### Work to be completed
Pictures are to be left out, and the rest of the records reproduced exactly.

### App and web page records

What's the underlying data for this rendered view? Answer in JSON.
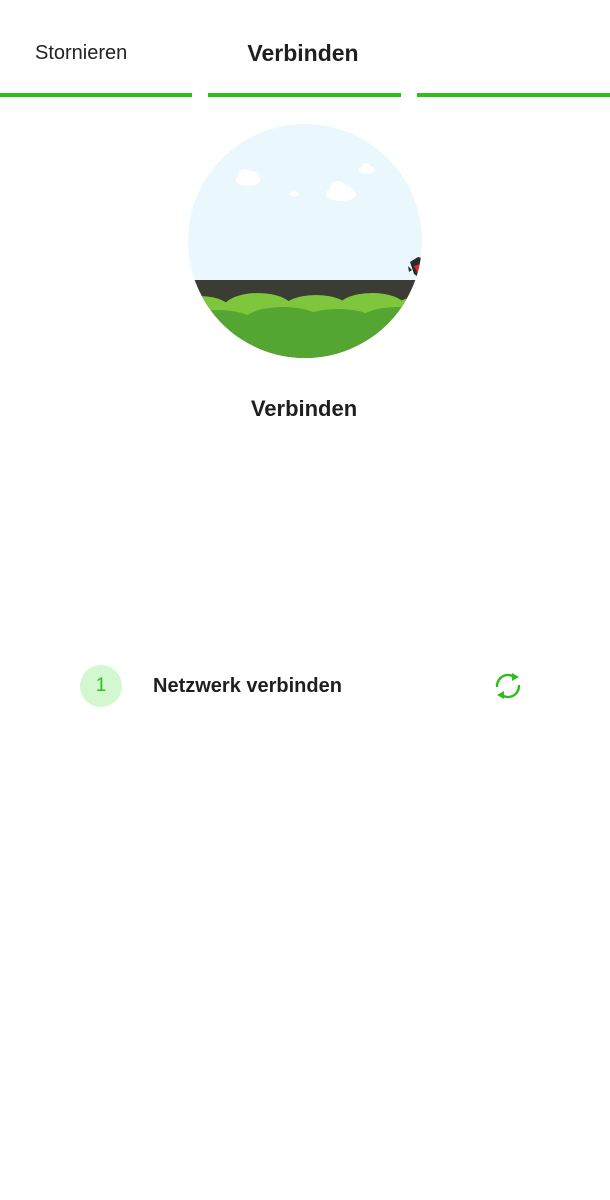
{
  "header": {
    "cancel_label": "Stornieren",
    "title": "Verbinden",
    "progress_steps": [
      {
        "state": "complete"
      },
      {
        "state": "complete"
      },
      {
        "state": "complete"
      }
    ]
  },
  "illustration": {
    "icon": "landscape-illustration"
  },
  "main": {
    "subtitle": "Verbinden"
  },
  "steps": [
    {
      "number": "1",
      "label": "Netzwerk verbinden",
      "action_icon": "refresh-icon"
    }
  ],
  "colors": {
    "accent": "#2ebd1f",
    "badge_bg": "#d3f7cf",
    "sky": "#eaf8fd",
    "ground_dark": "#3b3d35",
    "hill_light": "#7ec63b",
    "hill_dark": "#55a532",
    "text": "#1f1f1f"
  }
}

### Response below
What's the underlying data for this rendered view? Answer in JSON.
{
  "header": {
    "cancel_label": "Stornieren",
    "title": "Verbinden",
    "progress_steps": [
      {
        "state": "complete"
      },
      {
        "state": "complete"
      },
      {
        "state": "complete"
      }
    ]
  },
  "illustration": {
    "icon": "landscape-illustration"
  },
  "main": {
    "subtitle": "Verbinden"
  },
  "steps": [
    {
      "number": "1",
      "label": "Netzwerk verbinden",
      "action_icon": "refresh-icon"
    }
  ],
  "colors": {
    "accent": "#2ebd1f",
    "badge_bg": "#d3f7cf",
    "sky": "#eaf8fd",
    "ground_dark": "#3b3d35",
    "hill_light": "#7ec63b",
    "hill_dark": "#55a532",
    "text": "#1f1f1f"
  }
}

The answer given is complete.